"Getting some atmospheric skip," he replied to my text. It's a phenomenon I had forgotten about.

The technical term for it is sporadic E propagation. I know it's a thing that happens in the summer that causes signals to be weak close to where they should be well received, and come in great at some crazy distances away from where they were transmitted. It is caused by weather and other atmospheric conditions.

The easiest way to translate the science I don't really understand is that radio and TV signals are bounced back off the ionosphere and can come back down hundreds or even thousands of miles away.

Today, July 21, 2021, there is a strong area of this between Sioux Falls and Pierre, according to the map from MennoLink.org, signals are capable of skipping up to 300 miles. Pierre is about 188 miles from Sioux Falls. Signals that are normally not capable of being heard much farther from Pierre than Chamberlain are able to enter the area and interfere with stations based in Sioux Falls.

aprs.mennolink.org

For a couple of months, a letter has been sitting on my desk from a distant TV and radio hobbyist in western New York. He sent us a letter in the mail saying that he wanted to confirm that what he heard on his equipment in the town of Holley. Measured on Google Maps, that's 956 miles from our transmitter.

The man sent a photo of his radio displaying the RDS (text you see in your car radio) that said 104.7 FM, KKLS, Deja Vu by Olivia Rodrigo. The letter said this was played at 1:11 PM on May 20, 2021. I looked back in our music software to see if that was the case. It was, with the exception that on my log the song started at 1:13:08 pm.

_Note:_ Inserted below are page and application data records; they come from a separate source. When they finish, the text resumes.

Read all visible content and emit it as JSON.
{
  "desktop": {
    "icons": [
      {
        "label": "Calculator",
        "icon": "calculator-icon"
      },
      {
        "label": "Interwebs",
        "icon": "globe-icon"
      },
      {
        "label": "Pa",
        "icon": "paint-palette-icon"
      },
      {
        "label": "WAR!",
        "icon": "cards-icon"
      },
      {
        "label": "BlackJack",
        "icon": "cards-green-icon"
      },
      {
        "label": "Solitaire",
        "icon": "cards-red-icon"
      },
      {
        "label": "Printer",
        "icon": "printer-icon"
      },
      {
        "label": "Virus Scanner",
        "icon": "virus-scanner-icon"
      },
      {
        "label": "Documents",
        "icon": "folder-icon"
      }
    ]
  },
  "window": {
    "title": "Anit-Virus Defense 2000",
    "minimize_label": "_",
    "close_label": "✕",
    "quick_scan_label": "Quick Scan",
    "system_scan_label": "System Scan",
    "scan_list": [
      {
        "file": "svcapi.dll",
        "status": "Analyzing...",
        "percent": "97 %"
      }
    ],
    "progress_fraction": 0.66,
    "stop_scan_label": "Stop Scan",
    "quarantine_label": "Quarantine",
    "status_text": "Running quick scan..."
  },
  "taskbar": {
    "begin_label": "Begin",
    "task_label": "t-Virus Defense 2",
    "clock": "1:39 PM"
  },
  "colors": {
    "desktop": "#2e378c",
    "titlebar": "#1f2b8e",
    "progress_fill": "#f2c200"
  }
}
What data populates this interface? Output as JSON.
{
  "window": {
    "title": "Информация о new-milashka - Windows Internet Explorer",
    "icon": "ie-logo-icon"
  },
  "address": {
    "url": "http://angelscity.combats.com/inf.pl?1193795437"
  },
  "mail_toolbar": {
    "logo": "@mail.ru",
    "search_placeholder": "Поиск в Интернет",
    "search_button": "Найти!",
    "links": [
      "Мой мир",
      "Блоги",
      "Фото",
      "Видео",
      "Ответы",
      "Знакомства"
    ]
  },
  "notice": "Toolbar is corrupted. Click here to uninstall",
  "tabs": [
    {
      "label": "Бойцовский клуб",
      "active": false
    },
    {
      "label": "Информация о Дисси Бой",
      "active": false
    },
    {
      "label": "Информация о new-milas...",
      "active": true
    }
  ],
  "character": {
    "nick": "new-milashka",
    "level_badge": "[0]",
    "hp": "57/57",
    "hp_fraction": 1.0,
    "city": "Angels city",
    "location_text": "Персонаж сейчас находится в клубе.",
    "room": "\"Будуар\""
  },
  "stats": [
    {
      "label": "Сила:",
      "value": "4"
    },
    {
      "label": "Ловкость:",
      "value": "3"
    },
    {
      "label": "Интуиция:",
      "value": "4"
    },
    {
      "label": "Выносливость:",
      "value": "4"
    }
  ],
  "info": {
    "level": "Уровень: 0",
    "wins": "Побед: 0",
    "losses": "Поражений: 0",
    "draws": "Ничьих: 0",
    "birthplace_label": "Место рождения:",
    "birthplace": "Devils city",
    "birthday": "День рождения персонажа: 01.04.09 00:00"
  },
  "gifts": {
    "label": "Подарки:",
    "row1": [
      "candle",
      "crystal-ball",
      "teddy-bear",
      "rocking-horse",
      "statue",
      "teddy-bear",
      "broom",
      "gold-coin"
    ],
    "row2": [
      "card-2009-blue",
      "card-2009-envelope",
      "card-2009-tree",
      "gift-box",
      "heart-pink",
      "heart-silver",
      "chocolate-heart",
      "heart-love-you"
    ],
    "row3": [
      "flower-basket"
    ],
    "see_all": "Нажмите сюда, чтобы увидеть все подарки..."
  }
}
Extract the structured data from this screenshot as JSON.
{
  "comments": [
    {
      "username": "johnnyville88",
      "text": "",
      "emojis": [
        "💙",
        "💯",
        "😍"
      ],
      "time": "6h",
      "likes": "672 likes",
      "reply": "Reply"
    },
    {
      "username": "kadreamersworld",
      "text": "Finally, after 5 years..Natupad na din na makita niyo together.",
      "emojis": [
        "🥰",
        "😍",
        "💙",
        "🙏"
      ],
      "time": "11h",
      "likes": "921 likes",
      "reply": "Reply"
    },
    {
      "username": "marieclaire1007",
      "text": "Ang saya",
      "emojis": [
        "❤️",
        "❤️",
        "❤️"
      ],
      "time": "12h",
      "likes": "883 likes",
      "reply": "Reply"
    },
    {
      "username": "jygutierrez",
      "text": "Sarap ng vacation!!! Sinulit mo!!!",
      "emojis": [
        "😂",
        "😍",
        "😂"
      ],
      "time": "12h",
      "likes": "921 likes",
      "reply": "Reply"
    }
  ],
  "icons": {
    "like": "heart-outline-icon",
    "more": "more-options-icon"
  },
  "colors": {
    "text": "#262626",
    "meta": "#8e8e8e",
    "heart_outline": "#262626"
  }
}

Andy Erickson/TSM

So if you hear weird stuff on the radio in the summer, now you know why. Sporadic E-Skip is the culprit.